Today's New York Times column by Greg Mankiw again shows the limits of orthodox economists' thinking. See my comments below.
October 26, 2008 / Economic View / New York Times
But Have We Learned Enough?
By N. GREGORY MANKIW
Like most economists, those at the International Monetary Fund are lowering their growth forecasts. The financial turmoil gripping Wall Street will probably spill over onto every other street in America. Most likely, current job losses are only the tip of an ugly iceberg.
But when Olivier Blanchard, the I.M.F.'s chief economist, was asked about the possibility of the world sinking into another Great Depression, he reassuringly replied that the chance was "nearly nil." He added, "We've learned a few things in 80years."
Yes, we have. But have we learned what caused the Depression of the 1930s? Most important, have we learned enough to avoid doing the same thing again?
The Depression began, to a large extent, as a garden-variety downturn. [a big ellipsis here, where Mankiw scetches a conventional story about the onset of the Depression]
The banking panics put downward pressure on economic activity in two ways. First, they put fear into the hearts of depositors. Many people concluded that cash in their mattresses was wiser than accounts at local banks.
As they withdrew their funds, the banking system's normal lending and money creation went into reverse. The money supply collapsed, resulting in a 24 percent drop in the consumer price index from 1929 to 1933. This deflation pushed up the real burden of households' debts.
Second, the disappearance of so many banks made credit hard to come by. Small businesses often rely on established relationships with local bankers when they need loans, either to tide them over in tough times or for business expansion. With so many of those relationships interrupted at the same time, the economy's ability to channel financial resources toward their best use was seriously impaired....
Less successful were various market interventions. According to a study by the economists Harold L. Cole and Lee E. Ohanian, both of the University of California, Los Angeles, and the Federal Reserve Bank of Minneapolis, President Roosevelt made things worse when he encouraged the formation of cartels through the National Industrial Recovery Act of 1933. Similarly, they argue, the National Labor Relations Act of 1935 strengthened organized labor but weakened the recovery by impeding market forces....<
Here we see a big contradiction! Above, Mankiw first blames deflation (steadily falling prices) for being a major force pushing the US economy into Depression. Then, he blames FDR for fighting deflation!

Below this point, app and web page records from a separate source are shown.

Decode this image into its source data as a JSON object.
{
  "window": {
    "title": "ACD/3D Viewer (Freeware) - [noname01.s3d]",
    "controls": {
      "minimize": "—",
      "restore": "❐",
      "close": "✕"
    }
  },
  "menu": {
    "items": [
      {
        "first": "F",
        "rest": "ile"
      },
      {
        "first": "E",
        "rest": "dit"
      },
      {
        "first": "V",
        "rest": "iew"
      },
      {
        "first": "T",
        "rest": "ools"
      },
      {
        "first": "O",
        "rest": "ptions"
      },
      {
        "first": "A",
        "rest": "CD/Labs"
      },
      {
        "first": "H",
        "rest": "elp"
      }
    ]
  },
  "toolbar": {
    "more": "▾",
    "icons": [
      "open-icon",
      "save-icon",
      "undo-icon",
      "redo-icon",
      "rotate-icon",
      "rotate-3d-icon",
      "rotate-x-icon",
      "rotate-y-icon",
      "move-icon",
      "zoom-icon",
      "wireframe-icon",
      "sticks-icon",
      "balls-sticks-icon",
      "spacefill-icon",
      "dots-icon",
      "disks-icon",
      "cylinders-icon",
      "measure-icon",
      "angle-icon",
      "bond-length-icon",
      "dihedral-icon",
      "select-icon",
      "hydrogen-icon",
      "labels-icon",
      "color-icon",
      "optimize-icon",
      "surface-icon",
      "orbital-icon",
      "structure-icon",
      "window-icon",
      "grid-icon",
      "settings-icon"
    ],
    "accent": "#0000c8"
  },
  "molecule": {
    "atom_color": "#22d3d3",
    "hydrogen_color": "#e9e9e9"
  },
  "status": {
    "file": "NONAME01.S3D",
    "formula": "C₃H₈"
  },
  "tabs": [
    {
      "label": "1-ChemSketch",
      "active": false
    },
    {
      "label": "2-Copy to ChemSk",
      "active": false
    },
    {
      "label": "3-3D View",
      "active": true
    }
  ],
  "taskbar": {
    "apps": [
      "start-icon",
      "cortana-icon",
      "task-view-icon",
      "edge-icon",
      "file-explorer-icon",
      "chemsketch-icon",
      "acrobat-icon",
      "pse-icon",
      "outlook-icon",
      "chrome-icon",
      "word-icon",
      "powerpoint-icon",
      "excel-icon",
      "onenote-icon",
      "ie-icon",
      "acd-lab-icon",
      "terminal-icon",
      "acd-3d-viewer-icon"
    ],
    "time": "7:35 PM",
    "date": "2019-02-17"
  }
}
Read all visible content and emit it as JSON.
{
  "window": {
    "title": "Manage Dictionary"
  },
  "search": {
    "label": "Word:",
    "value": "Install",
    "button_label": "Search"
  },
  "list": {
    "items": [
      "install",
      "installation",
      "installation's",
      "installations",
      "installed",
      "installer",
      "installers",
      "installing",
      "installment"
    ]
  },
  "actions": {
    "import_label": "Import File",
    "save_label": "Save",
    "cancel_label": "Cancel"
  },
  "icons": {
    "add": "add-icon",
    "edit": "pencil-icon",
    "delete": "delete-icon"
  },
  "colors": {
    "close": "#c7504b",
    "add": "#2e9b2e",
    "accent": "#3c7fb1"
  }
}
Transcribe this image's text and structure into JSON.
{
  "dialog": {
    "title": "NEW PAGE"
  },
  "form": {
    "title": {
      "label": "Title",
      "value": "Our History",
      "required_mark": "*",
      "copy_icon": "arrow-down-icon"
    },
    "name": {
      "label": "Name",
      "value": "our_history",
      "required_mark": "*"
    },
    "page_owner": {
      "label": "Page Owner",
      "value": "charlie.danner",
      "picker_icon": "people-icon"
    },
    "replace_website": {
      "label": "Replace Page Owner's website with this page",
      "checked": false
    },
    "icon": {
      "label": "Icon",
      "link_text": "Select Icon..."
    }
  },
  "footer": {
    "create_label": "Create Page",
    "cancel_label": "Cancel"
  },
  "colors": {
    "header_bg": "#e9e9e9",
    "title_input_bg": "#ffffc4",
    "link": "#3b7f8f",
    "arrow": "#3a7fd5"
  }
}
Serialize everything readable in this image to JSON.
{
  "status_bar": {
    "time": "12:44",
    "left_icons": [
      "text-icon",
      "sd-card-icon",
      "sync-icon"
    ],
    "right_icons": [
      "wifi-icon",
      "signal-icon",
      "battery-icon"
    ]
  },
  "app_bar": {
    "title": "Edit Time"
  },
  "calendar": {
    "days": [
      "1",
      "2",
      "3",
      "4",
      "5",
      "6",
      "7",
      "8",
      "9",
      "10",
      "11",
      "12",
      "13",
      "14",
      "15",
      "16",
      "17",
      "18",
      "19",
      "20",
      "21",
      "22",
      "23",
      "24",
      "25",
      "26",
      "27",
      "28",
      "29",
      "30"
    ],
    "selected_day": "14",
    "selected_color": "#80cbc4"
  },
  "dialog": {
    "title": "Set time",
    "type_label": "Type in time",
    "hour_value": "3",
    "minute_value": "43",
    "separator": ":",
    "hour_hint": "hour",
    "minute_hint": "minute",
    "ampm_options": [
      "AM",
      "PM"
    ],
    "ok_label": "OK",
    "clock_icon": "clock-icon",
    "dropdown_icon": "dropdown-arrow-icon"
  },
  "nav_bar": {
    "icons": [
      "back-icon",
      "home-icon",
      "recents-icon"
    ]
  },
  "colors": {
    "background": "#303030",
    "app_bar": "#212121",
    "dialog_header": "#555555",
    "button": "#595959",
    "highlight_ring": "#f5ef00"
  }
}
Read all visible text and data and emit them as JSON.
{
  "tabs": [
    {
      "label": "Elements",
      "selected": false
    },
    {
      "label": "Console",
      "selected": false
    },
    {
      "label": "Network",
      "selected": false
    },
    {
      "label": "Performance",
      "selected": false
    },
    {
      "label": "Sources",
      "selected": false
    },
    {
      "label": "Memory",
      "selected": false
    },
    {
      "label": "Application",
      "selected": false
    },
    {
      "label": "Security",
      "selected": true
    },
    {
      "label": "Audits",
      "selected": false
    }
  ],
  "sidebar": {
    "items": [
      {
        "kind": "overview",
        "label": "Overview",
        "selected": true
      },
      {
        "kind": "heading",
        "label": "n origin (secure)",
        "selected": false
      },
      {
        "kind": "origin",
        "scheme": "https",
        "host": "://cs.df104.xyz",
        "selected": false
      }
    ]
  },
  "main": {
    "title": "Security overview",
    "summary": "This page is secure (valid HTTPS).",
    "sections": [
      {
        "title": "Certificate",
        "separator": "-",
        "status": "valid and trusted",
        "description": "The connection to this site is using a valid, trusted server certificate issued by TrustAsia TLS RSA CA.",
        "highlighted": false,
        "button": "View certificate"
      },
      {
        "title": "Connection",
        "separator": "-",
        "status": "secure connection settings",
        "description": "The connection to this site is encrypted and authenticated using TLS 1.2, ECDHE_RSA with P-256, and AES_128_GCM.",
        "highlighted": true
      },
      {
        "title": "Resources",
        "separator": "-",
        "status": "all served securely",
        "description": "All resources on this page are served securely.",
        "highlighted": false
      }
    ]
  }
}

Note that at the time, many policy-oriented economists were explicitly in favor of preventing deflation (and instead in favor of "reflation"). Though they were often often unorthodox, their reasons were very similar to those of Irving Fisher, a famous and very orthodox economist of the time: to quote Mankiw, "deflation pushe[s] up the real burden of households' debts."
Now, it may be that if we looked deeper into this question, there's no contradiction here, but he doesn't address the issue at all. He instead seems to be assuming the standard economics BS about falling prices being a good thing at the macro level. This should be called "knee-jerk economics."
He continues:... three researchers show that the leading economists at the time, at competing forecasting services run by Harvard and Yale, were caught completely by surprise by the severity and length of the Great Depression. What's worse, despite many advances in the tools of economic analysis, modern economists armed with the data from the time would not have forecast much better. In other words, even if another Depression were around the corner, you shouldn't expect much advance warning from the economics profession.
Let me be clear: Like Mr. Blanchard at the I.M.F., I am not predicting another Great Depression. We have indeed learned a lot over the last 80 years. But you should take that economic forecast, like all others, with more than a single grain of salt.
It's about time! This Harvard elite economist is actually expressing modesty, something he's never been good at. So the financial melt-down has had at least positive effect.